March 19, 2010 - 23:51
Two interconnected stories by two talented writers kicks off DC Comics’ latest Vertigo vampire series, American Vampire. The first tale, penned by Scott Snyder, stars Pearl Jones, a young actress who finally seems to get a break in 1925 Hollywood only to end up facing an unreal nightmare on the road to potential fame. The second tale, penned by the modern master of the macabre, Stephen King, stars Skinner Sweet, an old west outlaw with a penchant for mayhem and murder who encounters more than he bargains for during a failed jail-train break. Both characters represent what promises to be a new breed of vampire, and vampire storytelling, the American Vampire.
Vampire stories, as we all know, can range from the superficially silly (Twilight) to the potentially profound (Vertigo’s Blood and Water). American Vampire, judging from its solid debut issue, looks to ascend beyond the silly and potentially profound. It just might be an entirely new breed of vampire tale, much like Pearl and Skinner promise to represent a new breed of vampire. For starters, there’s very little bite (literally) in the two tales.

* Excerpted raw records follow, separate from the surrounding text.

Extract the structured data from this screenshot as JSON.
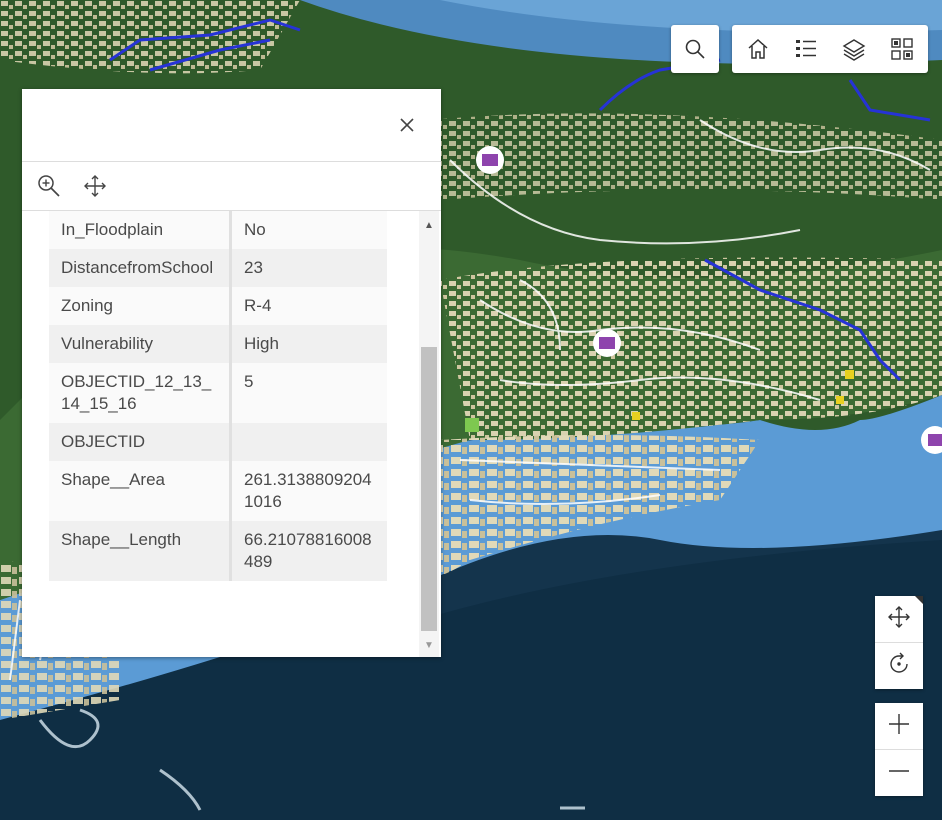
{
  "toolbar": {
    "search": "search-icon",
    "buttons": [
      "home-icon",
      "legend-icon",
      "layers-icon",
      "basemap-gallery-icon"
    ]
  },
  "popup": {
    "close_icon": "close-icon",
    "actions": [
      "zoom-to-icon",
      "pan-icon"
    ],
    "fields": [
      {
        "key": "In_Floodplain",
        "value": "No"
      },
      {
        "key": "DistancefromSchool",
        "value": "23"
      },
      {
        "key": "Zoning",
        "value": "R-4"
      },
      {
        "key": "Vulnerability",
        "value": "High"
      },
      {
        "key": "OBJECTID_12_13_14_15_16",
        "value": "5"
      },
      {
        "key": "OBJECTID",
        "value": ""
      },
      {
        "key": "Shape__Area",
        "value": "261.31388092041016"
      },
      {
        "key": "Shape__Length",
        "value": "66.21078816008489"
      }
    ]
  },
  "navigation": {
    "controls": [
      "pan-icon",
      "rotate-icon"
    ],
    "zoom": [
      "zoom-in-icon",
      "zoom-out-icon"
    ]
  },
  "colors": {
    "water": "#5b9bd5",
    "deep_water": "#0e3a55",
    "terrain": "#2f5a2a",
    "buildings": "#d9d2b0",
    "school_icon": "#8e44ad"
  }
}
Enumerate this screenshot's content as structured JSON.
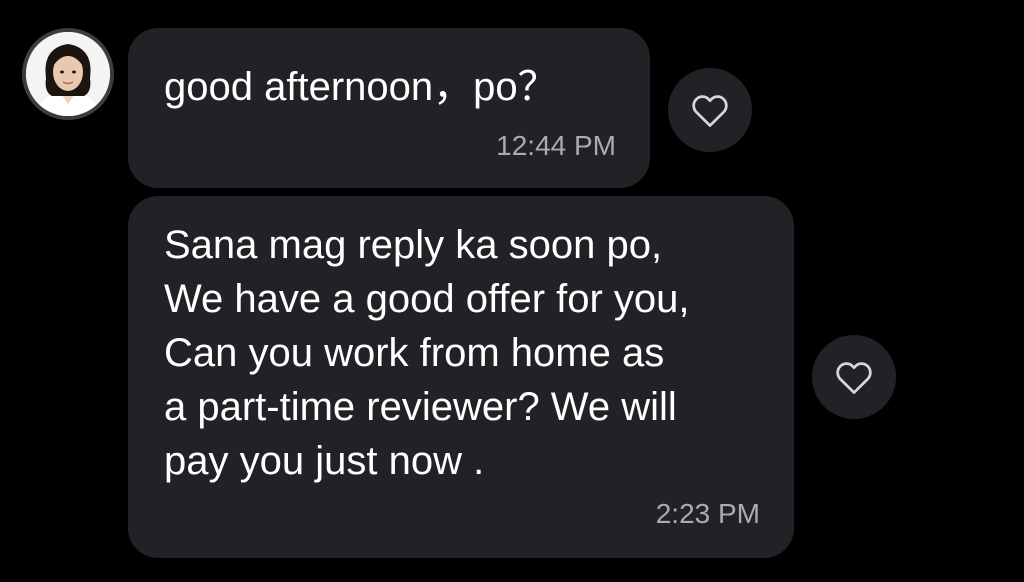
{
  "conversation": {
    "messages": [
      {
        "text": "good afternoon，po？",
        "time": "12:44 PM",
        "reaction_icon": "heart-outline-icon"
      },
      {
        "text": "Sana mag reply ka soon po,\nWe have a good offer for you,\nCan you work from home as\na part-time reviewer? We will\npay you just now .",
        "time": "2:23 PM",
        "reaction_icon": "heart-outline-icon"
      }
    ],
    "sender_avatar": "profile-photo"
  },
  "colors": {
    "background": "#000000",
    "bubble": "#202226",
    "text": "#ffffff",
    "timestamp": "#a9abaf"
  }
}
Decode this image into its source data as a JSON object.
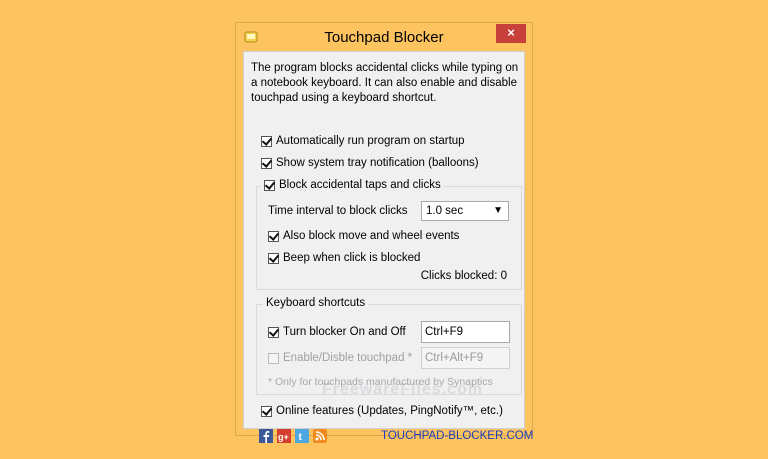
{
  "window": {
    "title": "Touchpad Blocker",
    "close_label": "×"
  },
  "description": "The program blocks accidental clicks while typing on a notebook keyboard. It can also enable and disable touchpad using a keyboard shortcut.",
  "options": {
    "autorun": {
      "label": "Automatically run program on startup",
      "checked": true
    },
    "tray_notification": {
      "label": "Show system tray notification (balloons)",
      "checked": true
    }
  },
  "block_group": {
    "label": "Block accidental taps and clicks",
    "checked": true,
    "interval_label": "Time interval to block clicks",
    "interval_value": "1.0 sec",
    "move_wheel": {
      "label": "Also block move and wheel events",
      "checked": true
    },
    "beep": {
      "label": "Beep when click is blocked",
      "checked": true
    },
    "clicks_blocked": "Clicks blocked: 0"
  },
  "shortcuts": {
    "title": "Keyboard shortcuts",
    "blocker_toggle": {
      "label": "Turn blocker On and Off",
      "checked": true,
      "value": "Ctrl+F9"
    },
    "touchpad_toggle": {
      "label": "Enable/Disble touchpad *",
      "checked": false,
      "value": "Ctrl+Alt+F9"
    },
    "note": "* Only for touchpads manufactured by Synaptics"
  },
  "watermark": "FreewareFiles.com",
  "online_features": {
    "label": "Online features (Updates, PingNotify™, etc.)",
    "checked": true
  },
  "social_icons": [
    "facebook-icon",
    "google-plus-icon",
    "twitter-icon",
    "rss-icon"
  ],
  "website_link": "TOUCHPAD-BLOCKER.COM",
  "colors": {
    "background": "#fdc35f",
    "close_button": "#c7403a",
    "link": "#1a3dbd"
  }
}
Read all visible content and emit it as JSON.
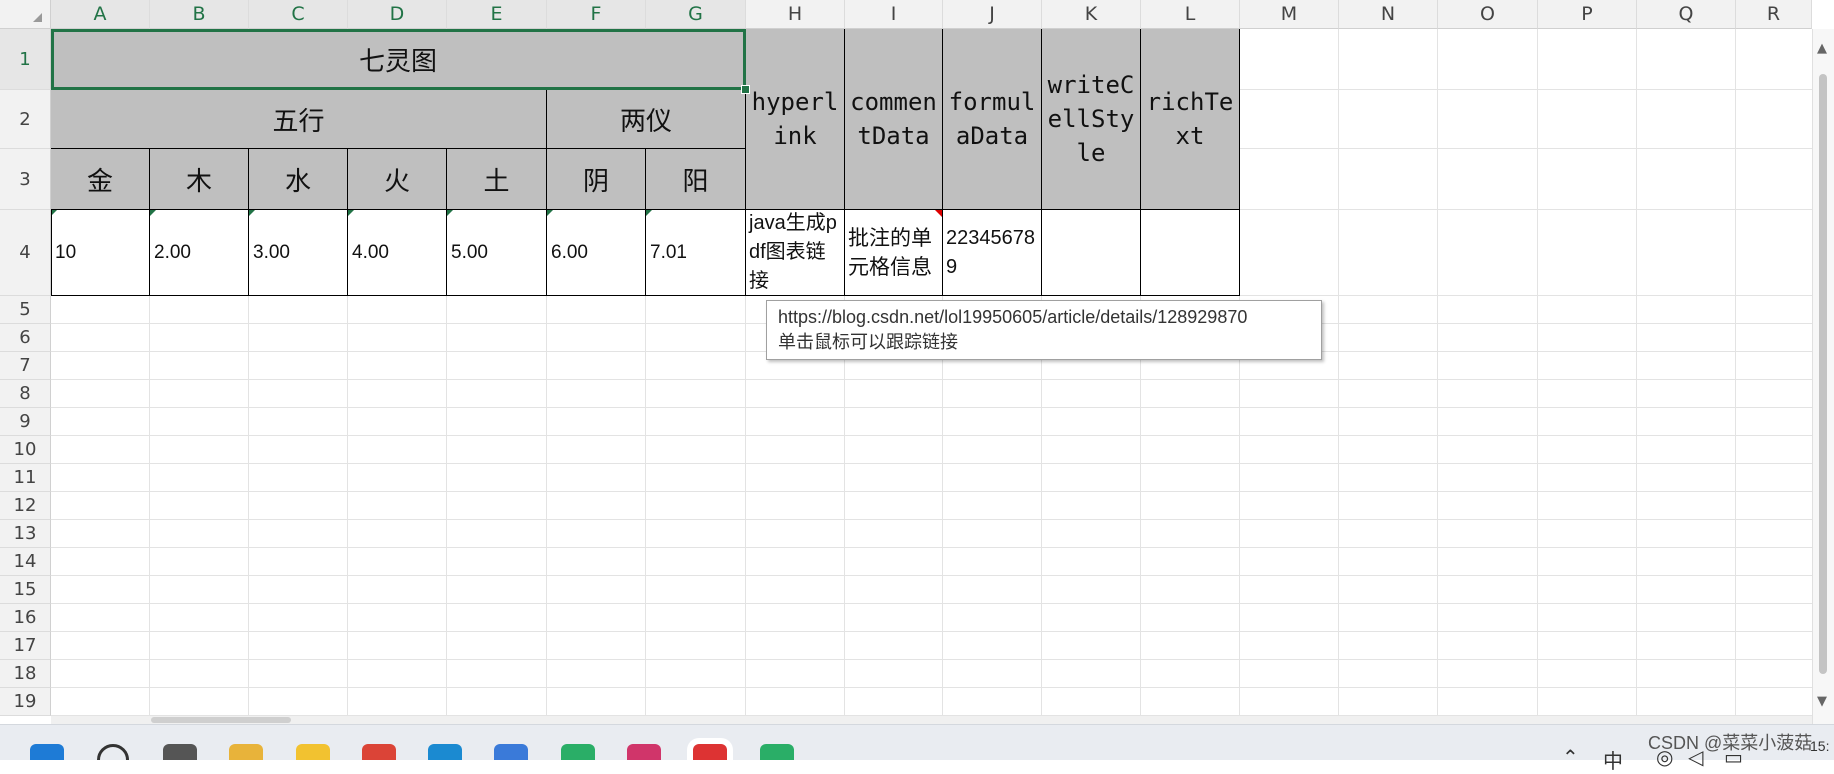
{
  "columns": [
    "A",
    "B",
    "C",
    "D",
    "E",
    "F",
    "G",
    "H",
    "I",
    "J",
    "K",
    "L",
    "M",
    "N",
    "O",
    "P",
    "Q",
    "R"
  ],
  "selected_columns": [
    "A",
    "B",
    "C",
    "D",
    "E",
    "F",
    "G"
  ],
  "rows": [
    "1",
    "2",
    "3",
    "4",
    "5",
    "6",
    "7",
    "8",
    "9",
    "10",
    "11",
    "12",
    "13",
    "14",
    "15",
    "16",
    "17",
    "18",
    "19"
  ],
  "selected_row": "1",
  "header": {
    "title": "七灵图",
    "wuxing": "五行",
    "liangyi": "两仪",
    "elements": [
      "金",
      "木",
      "水",
      "火",
      "土",
      "阴",
      "阳"
    ],
    "hyperlink": "hyperlink",
    "commentData": "commentData",
    "formulaData": "formulaData",
    "writeCellStyle": "writeCellStyle",
    "richText": "richText"
  },
  "row4": {
    "values": [
      "10",
      "2.00",
      "3.00",
      "4.00",
      "5.00",
      "6.00",
      "7.01"
    ],
    "hyperlink_text": "java生成pdf图表链接",
    "comment_text": "批注的单元格信息",
    "formula_value": "223456789",
    "writeCellStyle": "",
    "richText": ""
  },
  "tooltip": {
    "url": "https://blog.csdn.net/lol19950605/article/details/128929870",
    "hint": "单击鼠标可以跟踪链接"
  },
  "taskbar": {
    "icons": [
      "windows-start-icon",
      "search-icon",
      "task-view-icon",
      "file-explorer-icon",
      "app-icon",
      "chrome-icon",
      "edge-icon",
      "app-icon-2",
      "wechat-icon",
      "intellij-icon",
      "wps-icon",
      "app-icon-3"
    ],
    "watermark": "CSDN @菜菜小菠菇",
    "ime": "中",
    "time": "15:"
  },
  "colors": {
    "accent": "#217346",
    "header_fill": "#bfbfbf",
    "comment_marker": "#dd0000"
  }
}
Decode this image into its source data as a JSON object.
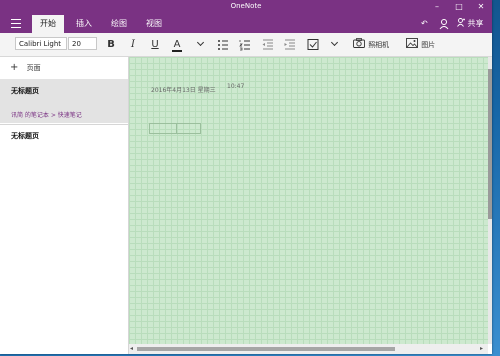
{
  "app": {
    "title": "OneNote"
  },
  "window_controls": {
    "minimize": "–",
    "maximize": "□",
    "close": "✕"
  },
  "tabs": [
    {
      "label": "开始"
    },
    {
      "label": "插入"
    },
    {
      "label": "绘图"
    },
    {
      "label": "视图"
    }
  ],
  "tab_actions": {
    "share_label": "共享",
    "undo_icon": "↶",
    "person_icon": "user"
  },
  "toolbar": {
    "font_name": "Calibri Light",
    "font_size": "20",
    "bold": "B",
    "italic": "I",
    "underline": "U",
    "font_color": "A",
    "camera_label": "照相机",
    "picture_label": "图片",
    "accent_color": "#7a3283",
    "font_color_value": "#222222"
  },
  "sidebar": {
    "add_page": "页面",
    "pages": [
      {
        "title": "无标题页",
        "path": "讯简 的笔记本 > 快速笔记",
        "selected": true
      },
      {
        "title": "无标题页",
        "selected": false
      }
    ]
  },
  "canvas": {
    "date": "2016年4月13日 星期三",
    "time": "10:47",
    "background_color": "#cde9cf"
  }
}
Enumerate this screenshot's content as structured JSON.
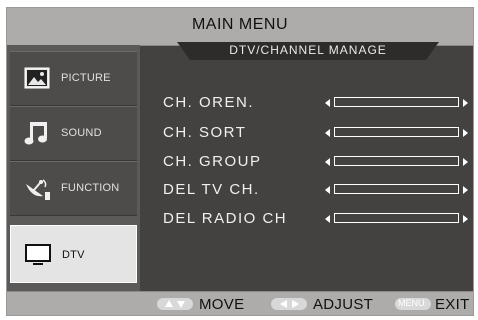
{
  "header": {
    "title": "MAIN  MENU",
    "subtitle": "DTV/CHANNEL MANAGE"
  },
  "sidebar": {
    "items": [
      {
        "label": "PICTURE",
        "icon": "picture-icon",
        "active": false
      },
      {
        "label": "SOUND",
        "icon": "music-note-icon",
        "active": false
      },
      {
        "label": "FUNCTION",
        "icon": "satellite-dish-icon",
        "active": false
      },
      {
        "label": "DTV",
        "icon": "tv-icon",
        "active": true
      }
    ]
  },
  "main": {
    "rows": [
      {
        "label": "CH.  OREN."
      },
      {
        "label": "CH.  SORT"
      },
      {
        "label": "CH.  GROUP"
      },
      {
        "label": "DEL  TV CH."
      },
      {
        "label": "DEL  RADIO CH"
      }
    ]
  },
  "footer": {
    "move_label": "MOVE",
    "adjust_label": "ADJUST",
    "menu_key": "MENU",
    "exit_label": "EXIT"
  },
  "colors": {
    "background": "#444240",
    "header_bar": "#aeacaa",
    "active_item": "#e4e4e4",
    "key_icon": "#d8d8d8"
  }
}
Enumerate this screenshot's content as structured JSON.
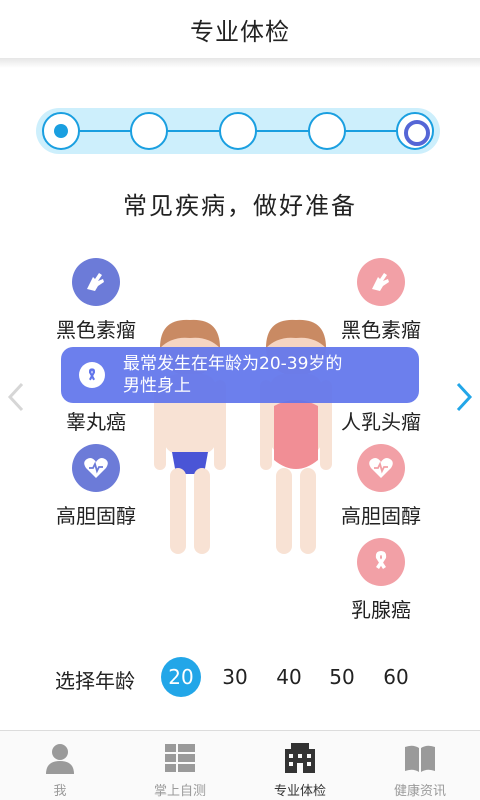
{
  "header": {
    "title": "专业体检"
  },
  "stepper": {
    "steps": 5,
    "current": 1
  },
  "headline": "常见疾病，做好准备",
  "diseases": {
    "male": [
      "黑色素瘤",
      "睾丸癌",
      "高胆固醇"
    ],
    "female": [
      "黑色素瘤",
      "人乳头瘤",
      "高胆固醇",
      "乳腺癌"
    ]
  },
  "tooltip": {
    "line1": "最常发生在年龄为20-39岁的",
    "line2": "男性身上"
  },
  "age_selector": {
    "label": "选择年龄",
    "options": [
      "20",
      "30",
      "40",
      "50",
      "60"
    ],
    "selected": "20"
  },
  "tabs": [
    {
      "label": "我",
      "icon": "person-icon"
    },
    {
      "label": "掌上自测",
      "icon": "list-icon"
    },
    {
      "label": "专业体检",
      "icon": "hospital-icon"
    },
    {
      "label": "健康资讯",
      "icon": "book-icon"
    }
  ],
  "colors": {
    "accent": "#22a6e8",
    "male": "#6c7bd8",
    "female": "#f2a0a6",
    "tooltip": "#6074eb"
  }
}
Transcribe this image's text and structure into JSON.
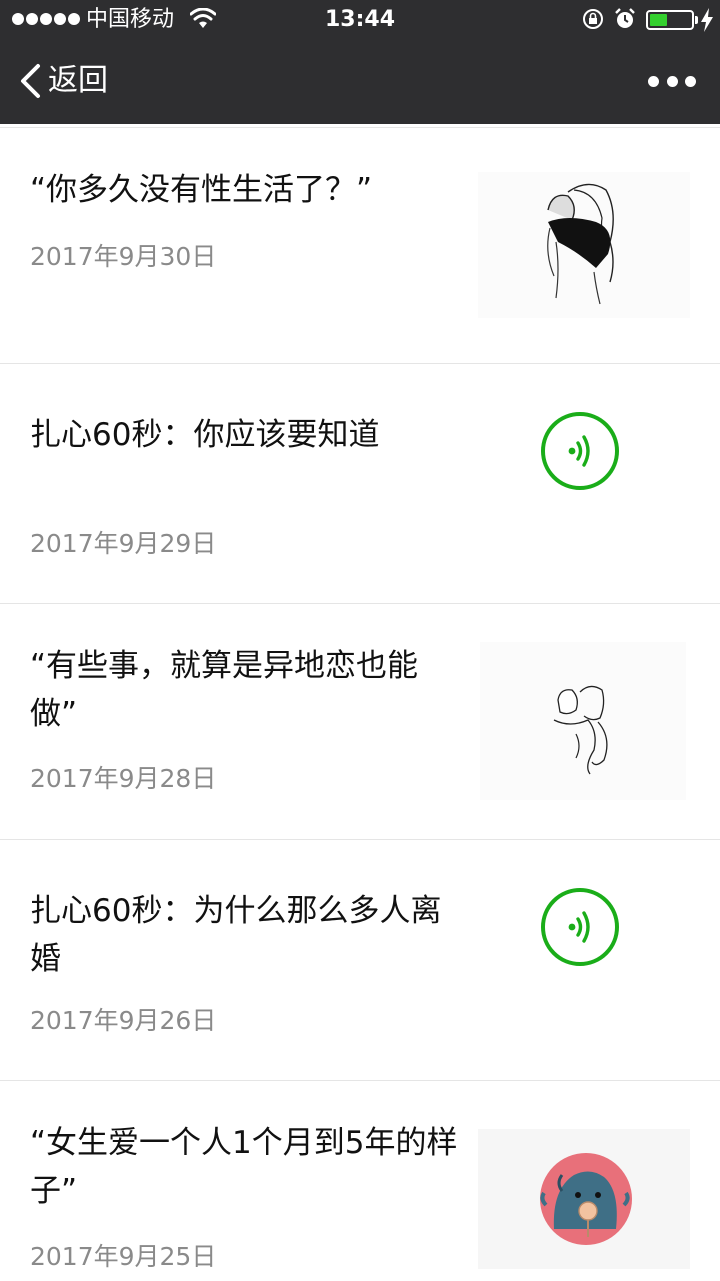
{
  "status_bar": {
    "carrier": "中国移动",
    "time": "13:44",
    "battery_level": 0.42,
    "battery_color": "#35d12f"
  },
  "nav": {
    "back_label": "返回",
    "back_icon": "chevron-left-icon",
    "more_icon": "more-dots-icon"
  },
  "articles": [
    {
      "title": "“你多久没有性生活了？”",
      "date": "2017年9月30日",
      "media": "image"
    },
    {
      "title": "扎心60秒：你应该要知道",
      "date": "2017年9月29日",
      "media": "audio"
    },
    {
      "title": "“有些事，就算是异地恋也能做”",
      "date": "2017年9月28日",
      "media": "image"
    },
    {
      "title": "扎心60秒：为什么那么多人离婚",
      "date": "2017年9月26日",
      "media": "audio"
    },
    {
      "title": "“女生爱一个人1个月到5年的样子”",
      "date": "2017年9月25日",
      "media": "image"
    }
  ],
  "colors": {
    "bar_background": "#2e2e30",
    "audio_green": "#1aad19",
    "date_gray": "#8a8a8a"
  }
}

Modern vampire stories too often rely upon the sensational aspects of vampire storytelling. Bloody fangs and nude women throwing themselves at their vampire lovers (ala True Blood-even if that series is pretty good most of the time), seem to dominate most takes on the nocturnal bloodsuckers. American Vampire opts for character development and story over gratuitous bloodletting to its benefit.
The other aspect that makes American Vampire a potentially winning series with a unique (and therefore worthy of following) take on vampires and vampirism, is that it truly looks to make a break with the vampire tales of the past by focusing on two truly new, independent of “old world” ties, and solely American vampires. What other characters could be more archetypically American than a wannabe starlet and a Wild West cowboy outlaw? Snyder and King can definitely concoct some seriously philosophic and metaphoric tales with these two. After all, aren’t Americans truly still the new breed of social and political animal as compared to their European counterparts? Mind you, there’s no assertion that Americans are particularly or specifically superior, just different, and powerfully so. Herein, is what Snyder and King look to get into with American Vampire. Pearl and Skinner might be turned by old vampire blood, but they are a product of an unfettered New World and its dominating nation. They’re bound to be different in a new and freer way.
This series might showcase two very talented writers, but needs only one very talented artist, Rafael Albuquerque to pencil and ink the opening tale of this new breed of vampire and vampire story. His grainy noir-ish style suits both 1925 Los Angeles and 1880 Colorado perfectly. His unfinished background buildings of Los Angeles create the illusion of LA smog without actually having to pencil it in. His take on the Wild West is just as strong. Skinner’s jail train break has the choreography of a classic western film. The addition of McCaig’s considerable coloring talents to Albuquerque’s pencils completes the artistic tour de force. McCaig colors 1925 LA and its dark and sinister Hollywood insider clubs with the same strength of shading and silhouette that he recreates the blaze of the western sun shining on a mountain pass.
Does Vertigo have another hit on its hands? It certainly appears so. American Vampire is as unique as its title suggests. This is a new breed of vampire tale that is not to be missed.
Rating: 8 /10